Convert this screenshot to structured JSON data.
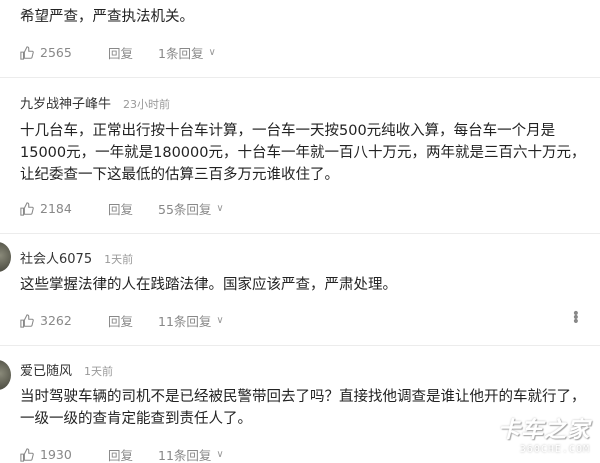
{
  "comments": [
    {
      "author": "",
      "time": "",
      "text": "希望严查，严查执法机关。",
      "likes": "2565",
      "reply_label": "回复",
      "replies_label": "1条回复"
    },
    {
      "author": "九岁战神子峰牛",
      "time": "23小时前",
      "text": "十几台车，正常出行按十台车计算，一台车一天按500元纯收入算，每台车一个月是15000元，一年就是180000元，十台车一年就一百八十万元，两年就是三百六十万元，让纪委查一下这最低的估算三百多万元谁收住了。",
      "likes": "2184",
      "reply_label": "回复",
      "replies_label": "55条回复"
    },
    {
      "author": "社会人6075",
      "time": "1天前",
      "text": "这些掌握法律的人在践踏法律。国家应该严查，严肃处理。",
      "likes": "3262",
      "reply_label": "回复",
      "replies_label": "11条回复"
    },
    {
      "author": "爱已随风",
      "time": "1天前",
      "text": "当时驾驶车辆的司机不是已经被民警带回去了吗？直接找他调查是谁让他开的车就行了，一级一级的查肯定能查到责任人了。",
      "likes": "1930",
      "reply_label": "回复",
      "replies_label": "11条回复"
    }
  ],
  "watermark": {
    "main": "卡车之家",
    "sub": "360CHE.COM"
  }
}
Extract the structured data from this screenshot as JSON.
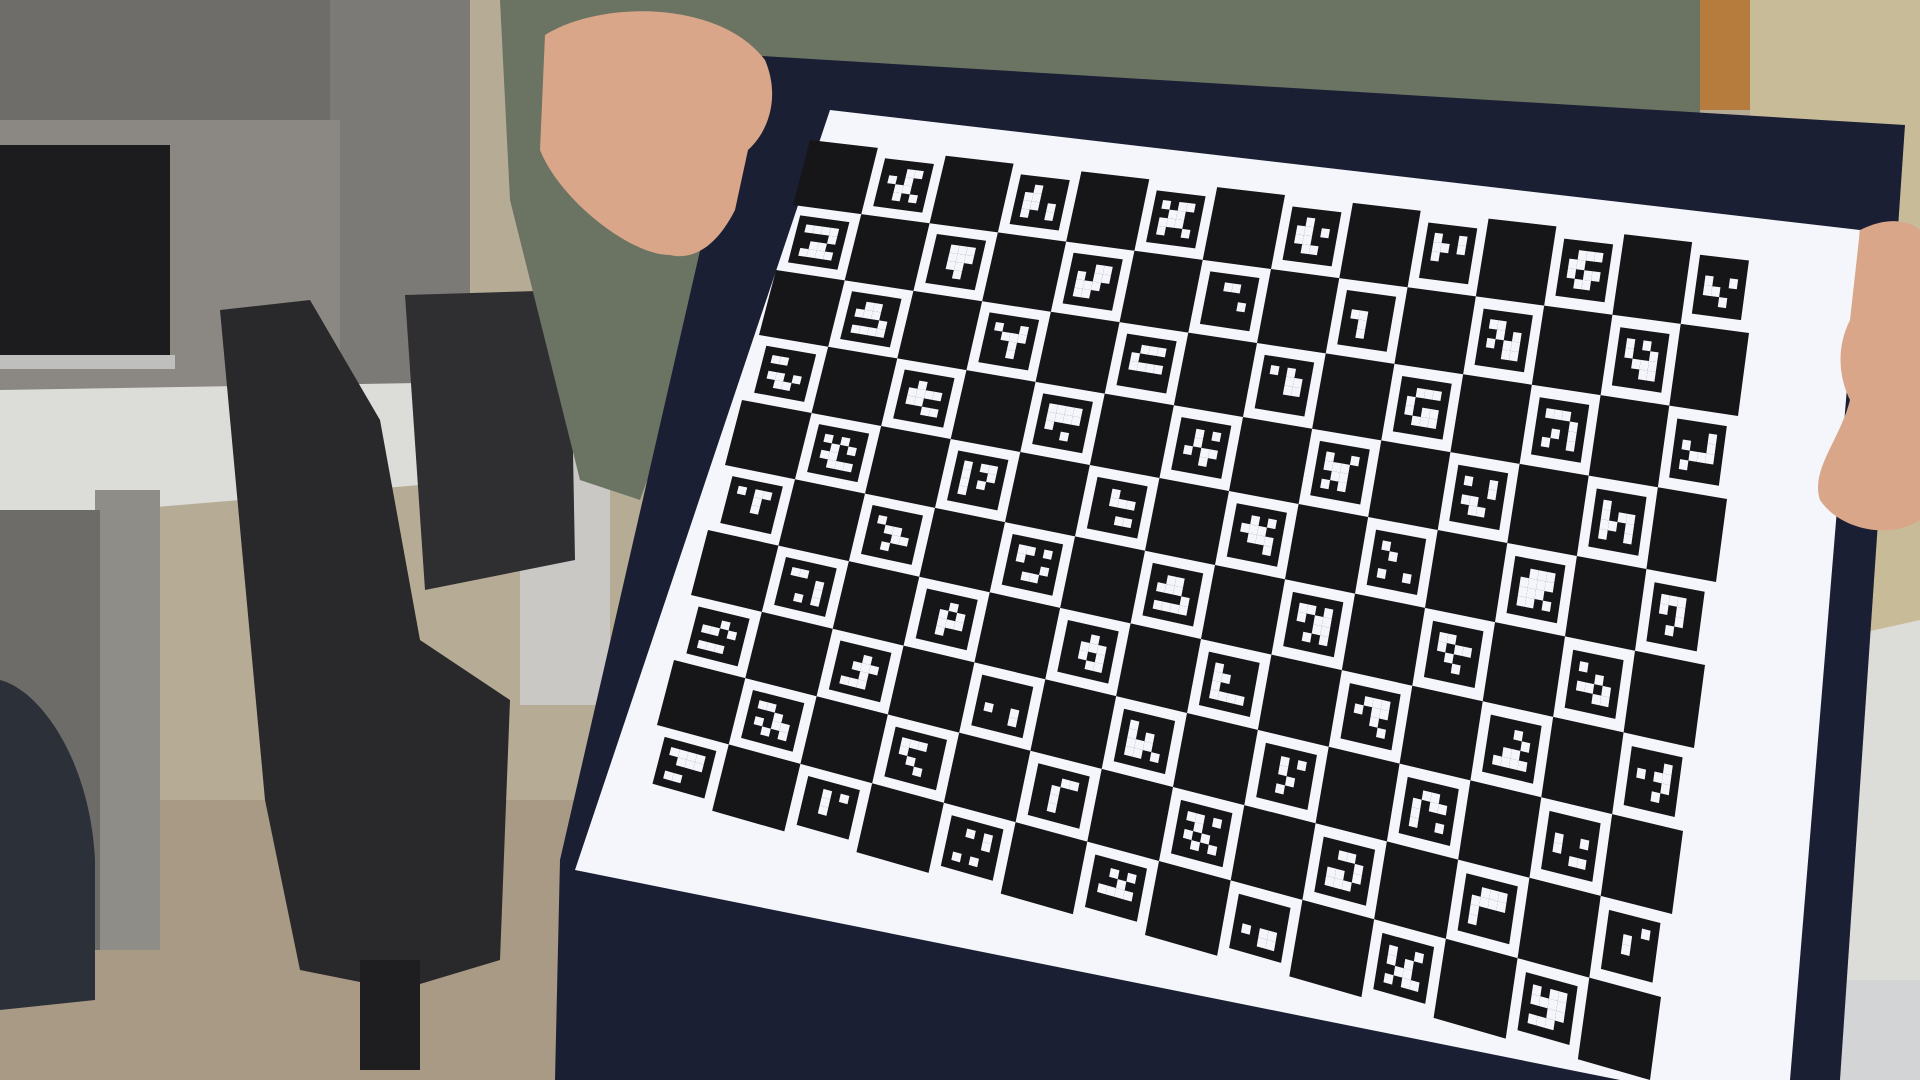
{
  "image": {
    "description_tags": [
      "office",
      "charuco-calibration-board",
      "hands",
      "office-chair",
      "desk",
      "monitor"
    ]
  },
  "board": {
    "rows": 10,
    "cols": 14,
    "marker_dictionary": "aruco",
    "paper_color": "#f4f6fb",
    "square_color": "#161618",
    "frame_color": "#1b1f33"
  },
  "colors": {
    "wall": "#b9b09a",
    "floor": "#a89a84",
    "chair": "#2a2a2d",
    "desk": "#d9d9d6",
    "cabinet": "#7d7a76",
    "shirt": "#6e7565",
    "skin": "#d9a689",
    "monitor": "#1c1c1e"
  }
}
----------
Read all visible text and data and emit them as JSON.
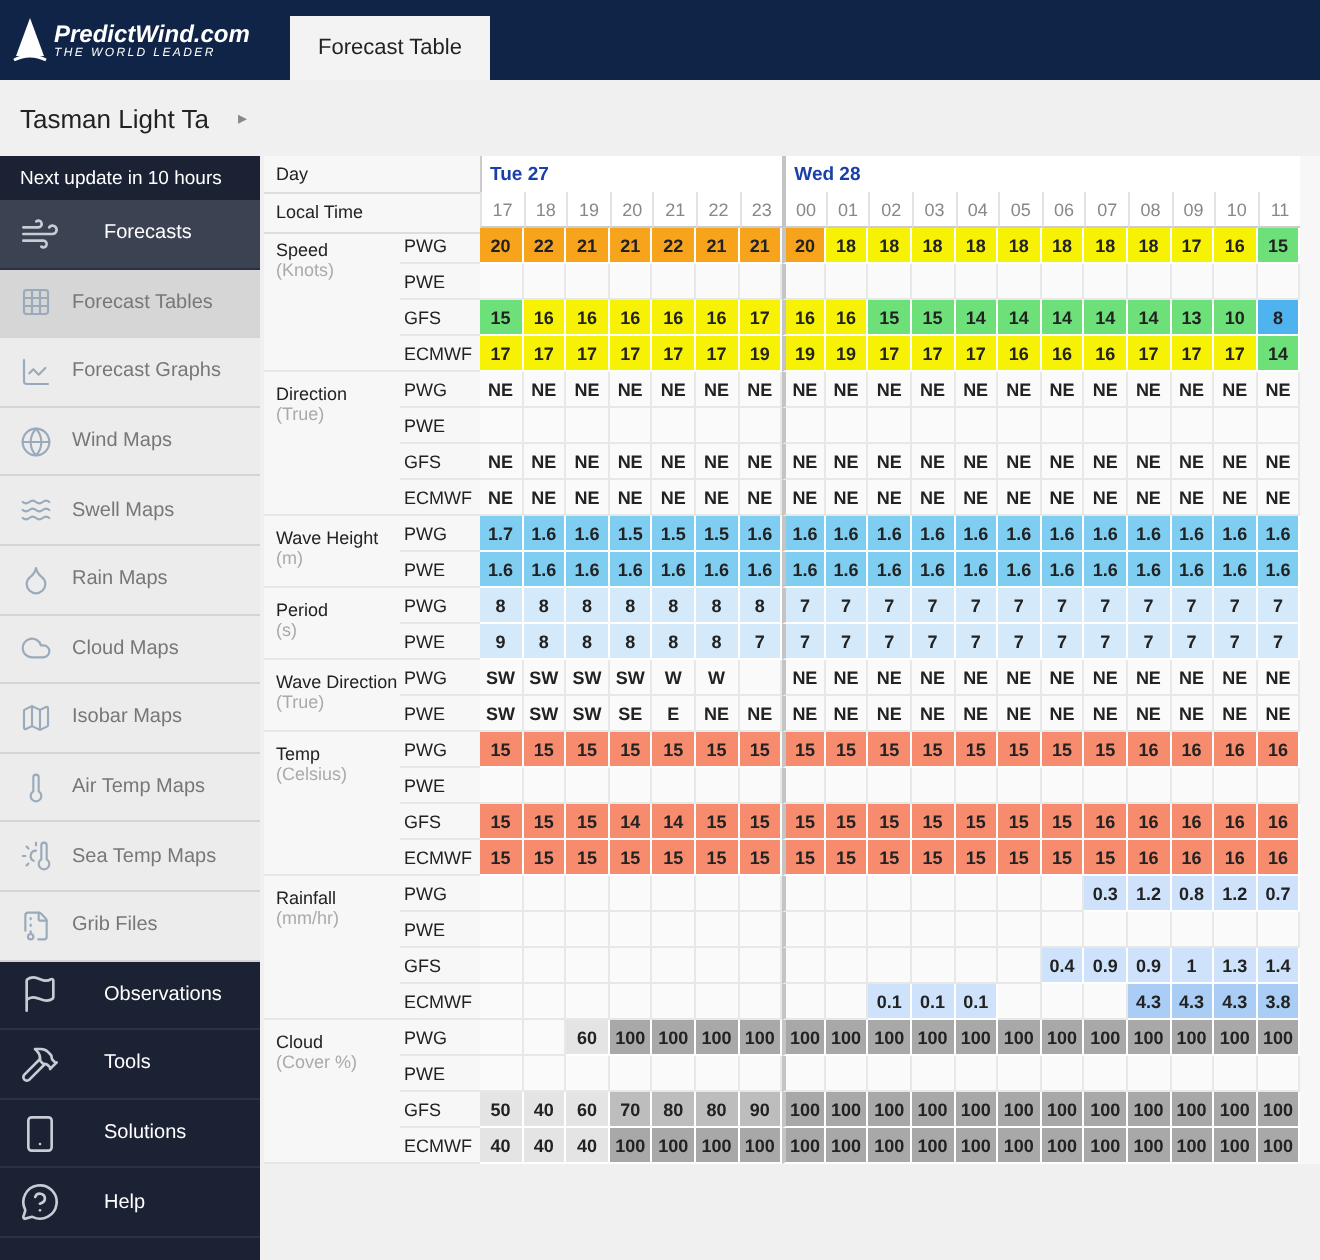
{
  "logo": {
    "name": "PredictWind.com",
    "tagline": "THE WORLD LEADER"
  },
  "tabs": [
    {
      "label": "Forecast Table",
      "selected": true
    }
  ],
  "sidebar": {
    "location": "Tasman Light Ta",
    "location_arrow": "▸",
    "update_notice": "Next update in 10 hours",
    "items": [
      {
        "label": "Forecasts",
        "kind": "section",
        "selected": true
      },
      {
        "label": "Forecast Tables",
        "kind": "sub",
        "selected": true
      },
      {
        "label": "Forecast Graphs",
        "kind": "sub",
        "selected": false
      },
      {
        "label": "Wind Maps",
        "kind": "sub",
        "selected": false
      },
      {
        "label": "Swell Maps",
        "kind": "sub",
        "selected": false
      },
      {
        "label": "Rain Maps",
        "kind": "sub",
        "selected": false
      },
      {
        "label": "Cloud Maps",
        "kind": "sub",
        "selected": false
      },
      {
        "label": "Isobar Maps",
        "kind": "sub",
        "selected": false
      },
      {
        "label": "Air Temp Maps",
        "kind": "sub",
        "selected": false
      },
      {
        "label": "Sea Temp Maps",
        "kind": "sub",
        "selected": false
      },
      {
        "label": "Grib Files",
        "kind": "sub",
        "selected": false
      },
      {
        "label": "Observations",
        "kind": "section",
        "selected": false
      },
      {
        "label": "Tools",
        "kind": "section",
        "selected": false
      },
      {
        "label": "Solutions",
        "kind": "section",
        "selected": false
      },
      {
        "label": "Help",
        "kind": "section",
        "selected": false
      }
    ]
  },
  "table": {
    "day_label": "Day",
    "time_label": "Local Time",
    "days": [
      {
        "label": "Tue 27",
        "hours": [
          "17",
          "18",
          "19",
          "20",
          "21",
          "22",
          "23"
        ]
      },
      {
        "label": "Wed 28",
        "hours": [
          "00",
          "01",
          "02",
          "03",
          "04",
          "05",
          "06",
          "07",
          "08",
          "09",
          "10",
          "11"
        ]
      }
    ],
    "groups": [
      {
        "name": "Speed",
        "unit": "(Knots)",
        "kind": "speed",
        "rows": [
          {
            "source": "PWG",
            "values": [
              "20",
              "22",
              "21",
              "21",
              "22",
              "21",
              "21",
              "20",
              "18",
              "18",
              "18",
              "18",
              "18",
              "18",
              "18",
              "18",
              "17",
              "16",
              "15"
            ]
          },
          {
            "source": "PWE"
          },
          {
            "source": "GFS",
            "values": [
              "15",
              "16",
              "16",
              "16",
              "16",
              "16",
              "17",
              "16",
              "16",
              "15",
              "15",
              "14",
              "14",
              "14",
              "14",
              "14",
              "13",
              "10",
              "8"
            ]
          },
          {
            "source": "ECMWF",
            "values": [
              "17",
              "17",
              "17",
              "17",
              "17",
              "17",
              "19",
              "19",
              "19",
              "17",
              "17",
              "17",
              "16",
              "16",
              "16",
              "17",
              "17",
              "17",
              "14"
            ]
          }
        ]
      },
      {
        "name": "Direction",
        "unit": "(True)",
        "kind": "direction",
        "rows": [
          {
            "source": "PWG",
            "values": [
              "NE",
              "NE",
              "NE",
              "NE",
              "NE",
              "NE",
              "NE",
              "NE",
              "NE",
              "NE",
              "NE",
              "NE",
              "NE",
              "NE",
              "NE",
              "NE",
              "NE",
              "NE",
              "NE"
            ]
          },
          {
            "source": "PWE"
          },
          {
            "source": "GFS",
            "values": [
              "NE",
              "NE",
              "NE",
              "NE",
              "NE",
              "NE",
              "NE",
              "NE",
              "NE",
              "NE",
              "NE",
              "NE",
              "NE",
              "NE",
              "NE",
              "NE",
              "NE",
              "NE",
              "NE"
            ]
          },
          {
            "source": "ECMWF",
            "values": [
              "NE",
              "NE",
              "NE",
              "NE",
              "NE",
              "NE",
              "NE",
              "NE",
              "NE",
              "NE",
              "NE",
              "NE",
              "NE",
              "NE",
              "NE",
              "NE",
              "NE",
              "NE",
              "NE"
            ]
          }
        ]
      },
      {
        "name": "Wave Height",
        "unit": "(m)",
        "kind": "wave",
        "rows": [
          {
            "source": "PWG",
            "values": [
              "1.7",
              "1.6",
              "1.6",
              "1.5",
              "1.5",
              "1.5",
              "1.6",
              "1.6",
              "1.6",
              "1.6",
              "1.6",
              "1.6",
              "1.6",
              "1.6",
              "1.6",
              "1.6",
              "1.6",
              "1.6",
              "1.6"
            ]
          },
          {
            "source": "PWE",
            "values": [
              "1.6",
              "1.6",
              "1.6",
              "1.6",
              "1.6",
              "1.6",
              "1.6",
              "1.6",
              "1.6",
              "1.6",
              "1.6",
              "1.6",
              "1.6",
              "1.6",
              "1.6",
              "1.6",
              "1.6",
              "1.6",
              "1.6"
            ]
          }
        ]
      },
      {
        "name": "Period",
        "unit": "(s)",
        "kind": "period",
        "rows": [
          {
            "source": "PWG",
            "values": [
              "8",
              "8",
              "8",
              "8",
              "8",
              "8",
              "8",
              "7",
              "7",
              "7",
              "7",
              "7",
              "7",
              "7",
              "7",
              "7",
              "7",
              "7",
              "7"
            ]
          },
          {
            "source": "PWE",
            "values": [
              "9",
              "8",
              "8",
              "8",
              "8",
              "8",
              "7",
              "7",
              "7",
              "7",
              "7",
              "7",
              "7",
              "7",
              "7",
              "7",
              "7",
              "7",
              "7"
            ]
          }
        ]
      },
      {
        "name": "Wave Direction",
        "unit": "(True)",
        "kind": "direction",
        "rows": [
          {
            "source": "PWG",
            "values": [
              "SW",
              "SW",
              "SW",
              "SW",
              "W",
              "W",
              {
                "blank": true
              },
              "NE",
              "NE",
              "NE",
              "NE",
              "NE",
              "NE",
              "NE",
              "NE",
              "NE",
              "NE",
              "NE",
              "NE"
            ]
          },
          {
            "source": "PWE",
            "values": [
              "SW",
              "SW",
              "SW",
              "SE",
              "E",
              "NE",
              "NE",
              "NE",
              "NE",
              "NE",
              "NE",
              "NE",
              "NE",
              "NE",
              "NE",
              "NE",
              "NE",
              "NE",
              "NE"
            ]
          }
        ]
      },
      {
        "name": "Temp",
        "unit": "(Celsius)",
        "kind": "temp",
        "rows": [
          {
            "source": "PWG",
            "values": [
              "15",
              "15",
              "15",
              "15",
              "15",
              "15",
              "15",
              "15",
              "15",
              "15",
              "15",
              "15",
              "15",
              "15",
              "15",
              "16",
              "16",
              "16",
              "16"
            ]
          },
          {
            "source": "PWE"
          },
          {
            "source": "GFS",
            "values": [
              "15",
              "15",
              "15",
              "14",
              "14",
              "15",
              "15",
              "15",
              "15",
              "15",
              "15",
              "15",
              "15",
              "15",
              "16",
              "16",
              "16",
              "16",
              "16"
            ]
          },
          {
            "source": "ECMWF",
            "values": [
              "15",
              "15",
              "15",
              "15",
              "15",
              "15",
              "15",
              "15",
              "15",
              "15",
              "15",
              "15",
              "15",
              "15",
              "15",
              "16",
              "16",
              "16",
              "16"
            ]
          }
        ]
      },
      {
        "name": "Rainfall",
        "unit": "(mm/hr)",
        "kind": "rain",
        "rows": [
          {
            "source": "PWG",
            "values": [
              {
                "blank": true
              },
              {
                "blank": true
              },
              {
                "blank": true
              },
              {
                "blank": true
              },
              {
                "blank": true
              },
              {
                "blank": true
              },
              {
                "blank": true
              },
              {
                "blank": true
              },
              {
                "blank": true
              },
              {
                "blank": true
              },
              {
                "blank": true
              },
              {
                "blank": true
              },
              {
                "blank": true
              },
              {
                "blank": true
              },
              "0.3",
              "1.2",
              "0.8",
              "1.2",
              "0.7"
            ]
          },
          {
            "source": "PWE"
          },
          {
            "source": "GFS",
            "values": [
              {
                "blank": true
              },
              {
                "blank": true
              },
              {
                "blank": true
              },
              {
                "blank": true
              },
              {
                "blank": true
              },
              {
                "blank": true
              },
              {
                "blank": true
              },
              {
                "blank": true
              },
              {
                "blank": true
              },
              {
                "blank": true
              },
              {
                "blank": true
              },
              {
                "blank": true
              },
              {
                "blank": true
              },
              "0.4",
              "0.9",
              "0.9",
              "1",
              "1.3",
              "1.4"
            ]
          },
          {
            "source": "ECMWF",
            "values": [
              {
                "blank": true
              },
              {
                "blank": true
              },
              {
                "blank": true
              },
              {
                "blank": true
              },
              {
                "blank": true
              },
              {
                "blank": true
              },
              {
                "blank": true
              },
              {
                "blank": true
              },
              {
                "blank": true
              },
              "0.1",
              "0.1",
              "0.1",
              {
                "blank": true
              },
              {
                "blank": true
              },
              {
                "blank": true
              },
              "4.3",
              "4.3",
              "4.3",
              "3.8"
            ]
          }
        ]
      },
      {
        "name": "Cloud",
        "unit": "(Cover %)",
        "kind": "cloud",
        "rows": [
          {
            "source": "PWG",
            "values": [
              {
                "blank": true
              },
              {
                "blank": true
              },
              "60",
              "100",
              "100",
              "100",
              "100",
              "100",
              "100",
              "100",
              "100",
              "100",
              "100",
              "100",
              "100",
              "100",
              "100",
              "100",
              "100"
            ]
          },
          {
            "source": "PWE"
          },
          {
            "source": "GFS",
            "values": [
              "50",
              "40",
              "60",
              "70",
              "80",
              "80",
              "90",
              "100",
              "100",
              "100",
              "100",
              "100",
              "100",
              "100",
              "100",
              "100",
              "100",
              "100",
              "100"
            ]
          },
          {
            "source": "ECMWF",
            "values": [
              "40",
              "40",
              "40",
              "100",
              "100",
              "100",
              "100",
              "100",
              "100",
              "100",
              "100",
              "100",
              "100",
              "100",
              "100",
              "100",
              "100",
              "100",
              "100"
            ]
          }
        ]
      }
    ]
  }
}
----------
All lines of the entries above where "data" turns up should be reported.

# TASK RESULT
Convert this screenshot to structured JSON data.
Extract the structured data from this screenshot as JSON.
Read all visible text and data and emit them as JSON.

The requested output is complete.